'Our new proposal for compromise will see a large proportion of trees, including the Vernon Oak and the majority of memorial trees, retained. Future tree replacement work will also be done in a way which only removes a small number of trees at any one time, as far as possible, which will mean the character of streets won't be altered in the way that was previously feared.
'Amey will now lead on a piece of work which involves speaking to local residents, on the streets affected, about the proposals. Their specialist tree team will soon start to carry out inspection and possible retention work on the trees, with a hope of retaining and phasing as many as possible. All resurfacing work on the affected streets will be completed during 2019.
'This issue has been ongoing for a number of years and we are under no illusions that it can be resolved overnight. However, I am hopeful that this plan is the first step towards working together with the overwhelming number of people and organisations across the city that have a passion and wealth of expertise to protect and enhance the proud green landscape that Sheffield is famous for.
'Our publication of these plans and our joint position statement with the STAG Steering Group is a step in the right direction and should be welcomed by all those who want to see this issue resolved and our city move forward together.'
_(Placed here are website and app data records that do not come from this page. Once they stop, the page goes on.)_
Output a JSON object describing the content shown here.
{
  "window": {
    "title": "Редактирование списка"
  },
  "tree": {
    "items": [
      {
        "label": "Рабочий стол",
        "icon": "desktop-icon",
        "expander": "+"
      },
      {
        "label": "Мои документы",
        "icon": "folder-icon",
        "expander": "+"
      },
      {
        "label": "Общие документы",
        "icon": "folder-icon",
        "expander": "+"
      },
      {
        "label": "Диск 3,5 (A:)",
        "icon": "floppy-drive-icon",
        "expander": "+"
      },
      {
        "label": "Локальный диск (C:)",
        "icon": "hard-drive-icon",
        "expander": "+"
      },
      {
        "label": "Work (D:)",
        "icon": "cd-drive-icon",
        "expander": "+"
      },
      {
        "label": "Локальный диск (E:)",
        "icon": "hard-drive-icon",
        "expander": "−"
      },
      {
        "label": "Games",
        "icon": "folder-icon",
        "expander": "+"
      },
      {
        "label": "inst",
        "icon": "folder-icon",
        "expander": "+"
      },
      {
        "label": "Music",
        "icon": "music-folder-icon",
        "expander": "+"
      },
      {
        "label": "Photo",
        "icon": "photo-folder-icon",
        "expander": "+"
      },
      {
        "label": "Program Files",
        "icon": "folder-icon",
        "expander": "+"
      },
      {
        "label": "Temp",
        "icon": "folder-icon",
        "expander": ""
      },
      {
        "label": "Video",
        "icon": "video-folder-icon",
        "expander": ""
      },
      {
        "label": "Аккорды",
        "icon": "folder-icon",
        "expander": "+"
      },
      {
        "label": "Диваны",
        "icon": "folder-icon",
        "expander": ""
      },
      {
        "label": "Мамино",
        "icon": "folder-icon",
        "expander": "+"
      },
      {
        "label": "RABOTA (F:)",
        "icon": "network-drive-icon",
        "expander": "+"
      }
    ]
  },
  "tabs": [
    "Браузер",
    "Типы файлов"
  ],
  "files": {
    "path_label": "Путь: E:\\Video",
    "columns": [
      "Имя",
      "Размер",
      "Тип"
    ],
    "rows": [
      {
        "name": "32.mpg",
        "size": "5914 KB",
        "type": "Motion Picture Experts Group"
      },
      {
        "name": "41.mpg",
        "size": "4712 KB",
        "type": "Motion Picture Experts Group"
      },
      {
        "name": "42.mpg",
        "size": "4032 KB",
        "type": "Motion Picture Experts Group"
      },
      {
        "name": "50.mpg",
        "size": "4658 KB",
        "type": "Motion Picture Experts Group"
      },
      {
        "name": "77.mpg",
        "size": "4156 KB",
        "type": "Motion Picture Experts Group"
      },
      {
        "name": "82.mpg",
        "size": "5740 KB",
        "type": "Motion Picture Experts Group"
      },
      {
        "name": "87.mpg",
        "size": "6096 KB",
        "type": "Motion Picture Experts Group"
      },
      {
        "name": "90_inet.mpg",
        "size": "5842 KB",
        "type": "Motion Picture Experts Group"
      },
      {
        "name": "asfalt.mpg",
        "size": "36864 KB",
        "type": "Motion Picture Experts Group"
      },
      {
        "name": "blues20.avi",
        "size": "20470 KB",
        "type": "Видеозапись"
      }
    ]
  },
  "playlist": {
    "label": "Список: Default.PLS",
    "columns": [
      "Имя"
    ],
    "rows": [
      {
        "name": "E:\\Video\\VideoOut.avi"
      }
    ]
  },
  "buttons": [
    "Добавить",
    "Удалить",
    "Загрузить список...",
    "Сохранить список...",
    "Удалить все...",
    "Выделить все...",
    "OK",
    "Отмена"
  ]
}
The new programme will roll out during the early part of next year and local residents will be given the opportunity to have their say.
Account Director at Amey Streets Ahead, Darren Butt, said: 'Our inspections team will be made up of trained and experienced tree and highways professionals equipped with specialist kit, and with independent input from STAG as requested.
'The team itself will not remove any trees, but will carry out on-site inspections and may carry out immediate highway remedial work there and then if it will retain a tree while maintaining agreed highway standards.
'Crucially, we'll be working with residents and stakeholders whilst still delivering the long-term benefits of the Streets Ahead contract at no extra cost to Sheffield's taxpayers.'
Trees which are irretrievably diseased, decaying or obstructing the road or pavements will be discussed with STAG for replacement in the first phase.
Meanwhile, dialogue between all parties is ongoing and the current pause in tree removal works will continue until early next year, except where trees are found to be an imminent safety risk.